1307.7781 (Jacques R. D. Lepine et al.)

Bimodal chemical evolution of the Galactic disk and the Barium abundance of Cepheids    [PDF]

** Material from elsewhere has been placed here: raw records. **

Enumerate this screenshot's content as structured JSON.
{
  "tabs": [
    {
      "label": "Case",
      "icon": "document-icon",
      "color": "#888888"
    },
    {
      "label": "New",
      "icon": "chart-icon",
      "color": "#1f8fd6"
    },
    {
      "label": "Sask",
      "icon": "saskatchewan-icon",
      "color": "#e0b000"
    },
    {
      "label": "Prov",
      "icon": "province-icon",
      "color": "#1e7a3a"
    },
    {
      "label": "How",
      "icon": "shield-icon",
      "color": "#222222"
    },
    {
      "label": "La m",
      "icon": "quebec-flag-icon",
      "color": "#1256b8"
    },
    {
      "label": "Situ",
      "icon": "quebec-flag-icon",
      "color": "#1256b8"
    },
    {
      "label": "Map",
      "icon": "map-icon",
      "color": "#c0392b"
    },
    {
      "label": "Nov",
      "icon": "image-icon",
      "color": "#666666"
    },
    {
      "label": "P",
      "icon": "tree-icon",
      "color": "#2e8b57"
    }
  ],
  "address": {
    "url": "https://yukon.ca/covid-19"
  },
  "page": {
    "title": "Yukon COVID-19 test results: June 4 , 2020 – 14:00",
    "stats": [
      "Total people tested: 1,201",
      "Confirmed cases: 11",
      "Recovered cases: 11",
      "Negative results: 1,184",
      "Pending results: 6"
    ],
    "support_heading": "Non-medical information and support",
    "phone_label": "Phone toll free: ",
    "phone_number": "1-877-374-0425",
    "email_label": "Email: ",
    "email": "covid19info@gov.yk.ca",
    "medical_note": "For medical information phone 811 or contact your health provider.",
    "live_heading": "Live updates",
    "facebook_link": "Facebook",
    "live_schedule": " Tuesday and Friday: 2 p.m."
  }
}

Jacques R. D. Lepine, Sergei Andrievky, Douglas A. Barros, Thiago C. Junqueira, Sergio Scarano Jr
In order to understand the Barium abundance distribution in the Galactic disk based on Cepheids, one must first be aware of important effects of the corotation resonance, situated a little beyond the solar orbit. The thin disk of the Galaxy is divided in two regions that are separated by a barrier situated at that radius. Since the gas cannot get across that barrier, the chemical evolution is independent on the two sides of it. The barrier is caused by the opposite directions of flows of gas, on the two sides, in addition to a Cassini-like ring void of HI (caused itself by the flows). A step in the metallicity gradient developed at corotation, due to the difference in the average star formation rate on the two sides, and to this lack of communication between them. In connection with this, a proof that the spiral arms of our Galaxy are long-lived (a few billion years) is the existence of this step. When one studies the abundance gradients by means of stars which span a range of ages, like the Cepheids, one has to take into account that stars, contrary to the gas, have the possibility of crossing the corotation barrier. A few stars born on the high metallicity side are seen on the low metallicity one, and vice-versa. In the present work we re-discuss the data on Barium abundance in Cepheids as a function of Galactic radius, taking into account the scenario described above. The [Ba/H] ratio, plotted as a function of Galactic radius, apparently presents a distribution with two branches in the external region (beyond corotation). One can re-interpret the data and attribute the upper branch to the stars that were born on the high metallicity side. The lower branch, analyzed separately, indicates that the stars born beyond corotation have a rising Barium metallicity as a function of Galactic radius.
View original:

No comments:

Post a Comment